Check your watch obsessively. As time seems to move faster, the line moves slower. When you finally get to the front of the line, take off your shoes to walk through the metal detector. Pretend not to notice when the TSA agent snickers at your mismatched socks–you’d like to see him try and find a matching pair after the week you just had. Slip your shoes back on. Resist the urge to yell at your best friend who wanted to keep her over three ounce water bottle and insisted on wearing her lace up knee high boots that are fabulous in all the ways they aren’t practical.
Get through security with your entire group intact, minus your best friend’s water bottle. Run.
Run like your life depends on it. You have three minutes. Realize you’re about ten minutes by a combination of tram and running from your gate. Run faster.
Get there four minutes after your flight pulled away from the gate. Through the window, you can see the plane waiting on the runway. If you had it in you and you wouldn’t be marked as a terrorist, you could run to get it. You’re sure of it. Snap at your best friend for her ridiculous shoes. Apologize when she walks off crying and you realize the stress is hurting everyone. Give her a hug, tell her you love her and her shoes, then figure out a way to get home.
Try and remain calm when the gate attendant tells you there’s another flight to Providence… tomorrow. There’s another problem–there are only five seats left on this flight, and there are six of you. Picture spending the night in the terminal and decide you need to get the hell out of there, now. Ask yourself why you ever said “I love traveling!” when in reality, traveling sucks. Arriving in one piece on time with all your luggage is what you really love; being there is even better. Fantasize for a minute about teleportation and ask yourself why it doesn’t exist yet.
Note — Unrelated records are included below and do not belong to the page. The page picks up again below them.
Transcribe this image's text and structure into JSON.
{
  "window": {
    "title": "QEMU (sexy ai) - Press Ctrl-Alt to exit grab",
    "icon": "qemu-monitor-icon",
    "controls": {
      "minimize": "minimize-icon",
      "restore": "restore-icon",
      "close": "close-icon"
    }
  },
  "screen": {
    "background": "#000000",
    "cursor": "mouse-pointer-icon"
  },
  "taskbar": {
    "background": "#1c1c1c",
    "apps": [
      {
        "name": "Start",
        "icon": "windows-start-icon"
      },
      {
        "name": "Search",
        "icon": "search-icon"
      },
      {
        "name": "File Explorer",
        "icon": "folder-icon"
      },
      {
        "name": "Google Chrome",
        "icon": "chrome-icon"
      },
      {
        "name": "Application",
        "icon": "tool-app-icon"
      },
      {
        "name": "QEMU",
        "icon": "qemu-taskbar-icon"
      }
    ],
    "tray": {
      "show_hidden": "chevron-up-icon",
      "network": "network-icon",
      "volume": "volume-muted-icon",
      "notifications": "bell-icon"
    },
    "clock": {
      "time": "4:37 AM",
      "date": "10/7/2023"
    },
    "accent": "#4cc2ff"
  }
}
Convince the gate attendant to switch your ticket to a flight leaving in an hour, but to Hartford, Connecticut, a good few hours from where you originally wanted to end up. Say goodbye to your friends, who are debating between roughing it or getting a hotel. Ditch them. Proceed to your new gate with your new boarding pass in hand. Arrive in Hartford and greet your mother, who left the house as soon as you called to come get you. Decide you won’t tell your friends she called you “baby” and let you finally get some sleep the whole way home.